Scientists Simulate Electron Localization in Real Materials

The insulator-to-metal transition in a monolayer hexagonal boron nitride. The transition requires both imperfections (δ) and electron-electron interactions (U). Image courtesy of NRL.

Scientists at the U.S. Naval Research Laboratory (NRL) (Washington, DC), in collaboration with Florida State University (Tallahassee, Florida), have developed a method to simulate electron localization in real materials, including imperfections and electron-electron interactions.

Electron localization is the tendency of electrons to become clustered in small regions of a material.

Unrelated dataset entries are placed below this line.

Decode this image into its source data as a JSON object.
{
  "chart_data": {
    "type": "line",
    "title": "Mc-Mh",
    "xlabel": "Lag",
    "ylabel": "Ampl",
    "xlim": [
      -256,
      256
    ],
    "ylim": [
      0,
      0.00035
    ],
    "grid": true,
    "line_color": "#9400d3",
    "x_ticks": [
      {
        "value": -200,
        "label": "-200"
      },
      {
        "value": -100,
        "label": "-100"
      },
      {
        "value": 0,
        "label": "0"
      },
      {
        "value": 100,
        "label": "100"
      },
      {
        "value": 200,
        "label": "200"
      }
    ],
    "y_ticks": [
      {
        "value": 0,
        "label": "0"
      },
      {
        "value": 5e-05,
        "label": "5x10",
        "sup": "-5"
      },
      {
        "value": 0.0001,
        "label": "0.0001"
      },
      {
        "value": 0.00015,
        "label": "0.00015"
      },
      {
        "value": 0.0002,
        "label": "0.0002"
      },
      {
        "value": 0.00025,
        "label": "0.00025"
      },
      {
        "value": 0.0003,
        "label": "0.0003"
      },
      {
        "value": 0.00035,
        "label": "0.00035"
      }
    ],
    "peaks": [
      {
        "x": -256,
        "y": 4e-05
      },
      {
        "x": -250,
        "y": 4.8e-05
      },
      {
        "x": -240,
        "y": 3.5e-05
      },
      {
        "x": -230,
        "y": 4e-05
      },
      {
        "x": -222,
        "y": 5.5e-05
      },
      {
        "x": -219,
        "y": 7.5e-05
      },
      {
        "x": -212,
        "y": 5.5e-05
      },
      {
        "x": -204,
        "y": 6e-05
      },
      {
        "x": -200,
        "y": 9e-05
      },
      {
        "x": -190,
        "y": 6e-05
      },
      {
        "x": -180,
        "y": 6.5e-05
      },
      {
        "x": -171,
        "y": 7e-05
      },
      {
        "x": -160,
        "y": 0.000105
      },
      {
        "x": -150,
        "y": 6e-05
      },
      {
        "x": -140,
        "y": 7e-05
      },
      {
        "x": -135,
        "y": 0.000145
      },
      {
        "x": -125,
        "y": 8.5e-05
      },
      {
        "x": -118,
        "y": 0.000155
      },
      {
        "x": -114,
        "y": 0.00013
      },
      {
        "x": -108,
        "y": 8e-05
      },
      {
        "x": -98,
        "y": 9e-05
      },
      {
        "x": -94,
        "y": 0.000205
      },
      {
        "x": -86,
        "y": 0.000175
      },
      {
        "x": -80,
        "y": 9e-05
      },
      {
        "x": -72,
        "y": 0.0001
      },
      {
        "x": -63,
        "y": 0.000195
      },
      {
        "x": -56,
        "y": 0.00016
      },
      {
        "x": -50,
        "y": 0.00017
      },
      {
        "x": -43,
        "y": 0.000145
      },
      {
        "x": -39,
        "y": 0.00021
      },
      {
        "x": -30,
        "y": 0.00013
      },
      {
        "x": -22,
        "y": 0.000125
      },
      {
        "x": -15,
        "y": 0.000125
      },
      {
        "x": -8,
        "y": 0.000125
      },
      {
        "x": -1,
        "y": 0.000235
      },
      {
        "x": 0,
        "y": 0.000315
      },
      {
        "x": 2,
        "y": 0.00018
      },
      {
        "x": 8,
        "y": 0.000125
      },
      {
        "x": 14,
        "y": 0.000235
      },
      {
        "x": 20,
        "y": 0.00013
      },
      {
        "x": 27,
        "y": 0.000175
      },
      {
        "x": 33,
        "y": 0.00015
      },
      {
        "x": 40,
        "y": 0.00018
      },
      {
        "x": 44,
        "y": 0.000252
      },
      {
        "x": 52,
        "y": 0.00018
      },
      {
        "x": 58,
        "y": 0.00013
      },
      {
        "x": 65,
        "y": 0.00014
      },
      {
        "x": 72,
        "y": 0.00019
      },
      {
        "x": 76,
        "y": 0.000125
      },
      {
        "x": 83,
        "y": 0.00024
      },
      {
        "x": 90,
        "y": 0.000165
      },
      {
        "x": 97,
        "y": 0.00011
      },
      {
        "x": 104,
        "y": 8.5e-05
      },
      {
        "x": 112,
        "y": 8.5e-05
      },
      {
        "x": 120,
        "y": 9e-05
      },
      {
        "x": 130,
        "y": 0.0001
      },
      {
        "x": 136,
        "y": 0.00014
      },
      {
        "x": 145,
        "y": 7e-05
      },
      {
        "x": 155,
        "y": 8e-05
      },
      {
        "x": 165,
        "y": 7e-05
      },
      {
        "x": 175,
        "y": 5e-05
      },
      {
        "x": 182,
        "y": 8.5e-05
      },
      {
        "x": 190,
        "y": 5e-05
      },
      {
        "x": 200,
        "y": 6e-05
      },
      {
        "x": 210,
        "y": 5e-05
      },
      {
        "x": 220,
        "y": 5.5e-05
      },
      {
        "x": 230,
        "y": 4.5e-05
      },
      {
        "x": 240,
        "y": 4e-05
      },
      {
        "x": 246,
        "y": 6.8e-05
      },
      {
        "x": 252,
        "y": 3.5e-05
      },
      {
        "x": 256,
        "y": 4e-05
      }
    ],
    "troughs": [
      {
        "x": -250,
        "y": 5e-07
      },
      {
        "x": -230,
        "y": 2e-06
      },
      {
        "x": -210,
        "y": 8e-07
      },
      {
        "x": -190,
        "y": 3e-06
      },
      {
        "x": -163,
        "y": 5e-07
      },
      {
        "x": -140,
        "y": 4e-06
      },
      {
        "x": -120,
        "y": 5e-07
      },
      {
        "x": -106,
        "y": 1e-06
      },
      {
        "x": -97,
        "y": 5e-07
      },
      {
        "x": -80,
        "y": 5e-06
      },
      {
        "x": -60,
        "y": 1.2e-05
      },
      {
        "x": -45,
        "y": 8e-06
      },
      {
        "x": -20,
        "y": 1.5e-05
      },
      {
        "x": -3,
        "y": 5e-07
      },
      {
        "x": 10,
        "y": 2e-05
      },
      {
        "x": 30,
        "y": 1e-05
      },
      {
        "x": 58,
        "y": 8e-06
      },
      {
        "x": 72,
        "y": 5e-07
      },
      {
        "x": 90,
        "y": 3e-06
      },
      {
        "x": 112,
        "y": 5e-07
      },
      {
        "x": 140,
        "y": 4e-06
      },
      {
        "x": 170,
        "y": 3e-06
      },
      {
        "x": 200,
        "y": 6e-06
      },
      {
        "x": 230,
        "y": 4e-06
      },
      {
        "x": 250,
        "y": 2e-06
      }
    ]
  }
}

“In metals, the electronic states are delocalized, allowing electrons to move from site to site across the material,” says Daniel Gunlycke, head of NRL’s theoretical chemistry section. “Imperfections and electron-electron interactions, however, can localize the electronic states, turning a metal into an insulator. It provides us with a mechanism to control the electronic properties and engineer improved functionalities in existing as well as new materials for use in applications ranging from nanoscale optoelectronics to macroscale corrosion prevention.”

In their work, the authors present a new method by combining first-principles density functional theory, the Anderson-Hubbard model, and the medium dynamical cluster approximation within dynamical mean-field theory.

“There is a complex interplay between imperfections and electron-electron interactions in real materials,” says Chinedu Ekuma, a postdoctoral researcher in Gunlycke’s group. “Computer simulations enabled by our method are expected to reveal new critical insight.”

The new method to simulate electron localization in real materials has been applied to monolayer hexagonal boron nitride (h-BN), a large-gap insulator, and predicts that this is one material that requires both imperfections and electron-electron interactions to undergo an insulator-to-metal transition.

Source: NRL,